While the last two years have been difficult for everybody, young people have faced particular challenges. They have seen crucial years at school disrupted, with uncertainty over exam results leading to questions over progression to university.
While face-to-face learning is now again the primary mode of teaching within Russell Group universities, Covid rules also meant significant changes to the learning environment within higher education supported by substantial investment in new technologies to protect teaching quality.
Under these unique circumstances, students across the UK have shown extraordinary resilience, producing high quality work and – with the support of their institutions – continuing to progress in their courses.
Asking for help
Celebrating the achievements of students does not mean ignoring the fact that for many the pandemic had a significant cost. In August, mental health leads from across the Russell Group got together to talk about how we can continue improving the level of mental health assistance we are able to provide for students and staff.
One thing that came through clearly were reports from colleagues of higher pressure on services with significant increases in the number of students seeking support compared to pre-pandemic.
We should be clear that the fact young people feel able to ask for help if they need it is a positive. Our universities have worked hard to tackle prior stigmas around mental ill health and encourage use of counselling provision and other support services that are available on campuses. We also know this increased demand is in many respects a continuation of longstanding trends.
Obviously, however, it raises questions over how we can best meet student needs and do everything we can to ensure individuals who need help don’t slip through the cracks.
Work smarter and harder
First and foremost, this is about resources and every Russell Group university is increasing investment in student support and mental health services. This means not only upping spending on traditional counselling services, but also on innovative new approaches that help students take steps to protect their mental health proactively.
UCL has developed “PsychUP for Wellbeing”, an initiative that utilises the research expertise at the university to promote good mental health and wellbeing to maximise student potential. PsychUP is co-developed with students and staff and works in partnership with local NHS services to complement specialist provision.
Access all areas
Spending on services is also no good if students cannot access them. Members have continued to work on access over the years, and a number have reported their pandemic response led to lasting improvements in the accessibility of support services.
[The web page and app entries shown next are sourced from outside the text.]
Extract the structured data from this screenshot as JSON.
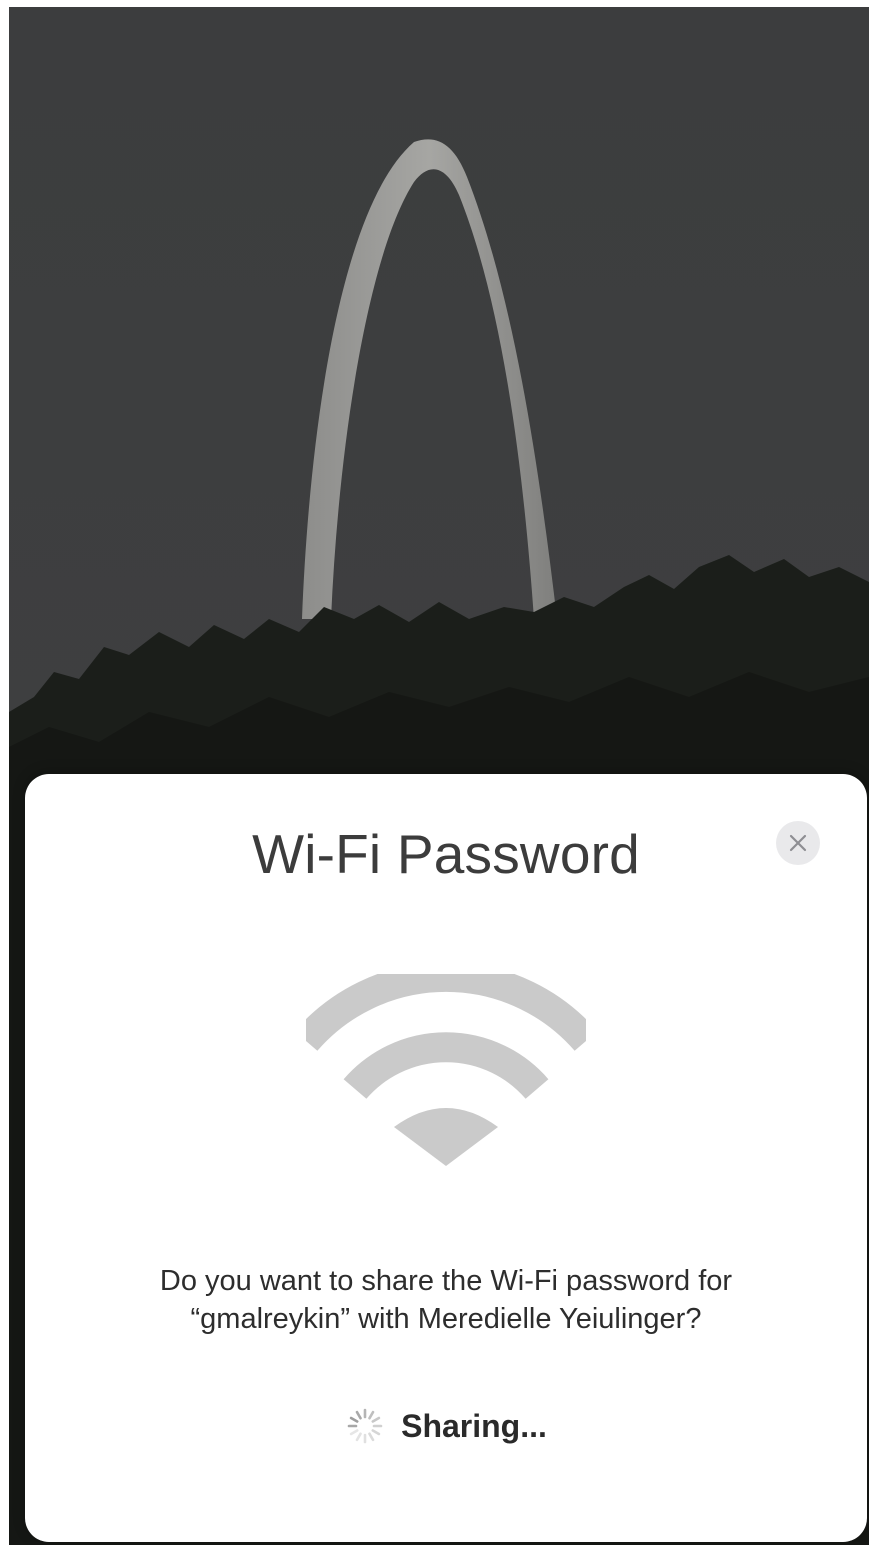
{
  "dialog": {
    "title": "Wi-Fi Password",
    "message_line1": "Do you want to share the Wi-Fi password for",
    "message_line2": "“gmalreykin” with Meredielle Yeiulinger?",
    "status_label": "Sharing...",
    "close_icon": "close-icon",
    "wifi_icon": "wifi-icon",
    "spinner_icon": "activity-spinner-icon"
  },
  "colors": {
    "sheet_background": "#ffffff",
    "title_text": "#3c3c3c",
    "icon_gray": "#cacaca",
    "close_button_bg": "#e9e9eb",
    "wallpaper_sky": "#3a3b3c"
  }
}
Many of our universities invested heavily in new digital infrastructure to deliver mental health and wellbeing services to students online.
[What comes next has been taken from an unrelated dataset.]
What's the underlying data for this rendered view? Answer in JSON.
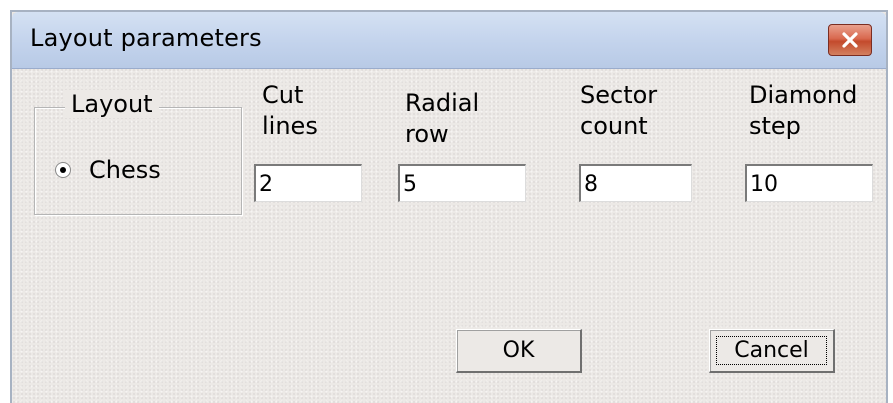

Anecdotal reports suggest institutions have seen more male students and those from African/Caribbean backgrounds engaging with mental health services during the pandemic through online webinars and one to one counselling, where typically these groups have previously been harder to engage.
Online delivery has remained in place alongside established in-person provision to ensure services are accessible for a larger number of students, who can get help in the way that works best for them. This is a continuation of work many universities have done previously to ensure disabled students with access needs can receive help.
Know your limits
What resource strain also brings into sharp focus are difficult questions on what kind of services we are able to deliver. The importance of recognising the limits of university mental health resources is something we also heard repeatedly from roundtable participants.
Universities work extensively with local NHS services. They cannot replace them and spreading resources too thinly in an attempt to do so is problematic. Working alone, universities cannot mitigate challenges like long waiting times for CAMHS which mean an increasing number of young people arrive at university with an unmet medical need or without a formal diagnosis that would help guide support.
Joint working with the NHS is not a solution to the profound resource problems facing mental health services in many parts of the country. Far from it. But building on best practice is necessary to ensure we are doing all we can to provide students with appropriate support at the time they need it.
The University of Liverpool used an OfS Challenger fund award to create a system between the local clinical commissioning group (CCG) and the university to bridge support between NHS and university services. This kind of joined-up approach will make it easier to support those students at university who are also receiving care from the NHS.
Inclusion of university mental health practitioners on local NHS committees and boards, such as the new Integrated Care Boards, is another way we can support close working.
We are now also seeing examples of joint working where treatment pathways have been set up which allow students who were receiving specialist NHS treatment but no longer need it to be linked back into university services to ensure continuity of support.
One goal, in focus
Getting the relationship between universities and the NHS right is one of the most important things we can do right now to ensure that the needs of vulnerable young people are met. This is a force multiplier for other crucial work to boost university services.
The increased focus from government on student mental health is right. As a sector we’ve seen too many tragic cases. Everyone working within university mental health teams has the same goal – ensuring every student and member of staff receives the support they need to reach their potential and thrive. Our universities will continue to work to reduce the chances of people falling through the gaps.
One response to “How can we continue to improve university mental health support?”
Whilst it is great to see continued investment in student support. The approach is too narrow and the lens remains fixed on MH and counselling services. Universities to need to do more to get downstream of the problems. How are universities policies contributing to stressors in student life, are access points for support seamless, do policies actively support or are they barriers to reaching out?
Prevention needs to start at the beginning of student journey.